* _Problem requirements_
Return only those lines of the records below in which "subject" appears.

BEGIN Study material

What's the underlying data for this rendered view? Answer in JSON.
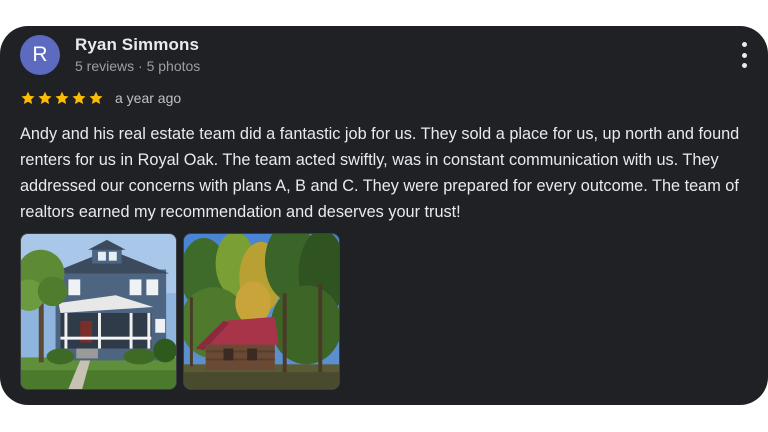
{
  "review": {
    "author": {
      "initial": "R",
      "name": "Ryan Simmons",
      "meta": "5 reviews · 5 photos",
      "avatar_color": "#5c6bc0"
    },
    "rating": 5,
    "star_color": "#fbbc04",
    "date": "a year ago",
    "text": "Andy and his real estate team did a fantastic job for us. They sold a place for us, up north and found renters for us in Royal Oak. The team acted swiftly, was in constant communication with us. They addressed our concerns with plans A, B and C. They were prepared for every outcome. The team of realtors earned my recommendation and deserves your trust!",
    "more_icon": "more-vert-icon",
    "photos": [
      {
        "subject": "blue two-story house with porch"
      },
      {
        "subject": "red-roof cabin in forest"
      }
    ]
  },
  "theme": {
    "card_background": "#202124",
    "text_primary": "#e8eaed",
    "text_secondary": "#9aa0a6"
  }
}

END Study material

* _Output for this task_
        "subject": "blue two-story house with porch"
        "subject": "red-roof cabin in forest"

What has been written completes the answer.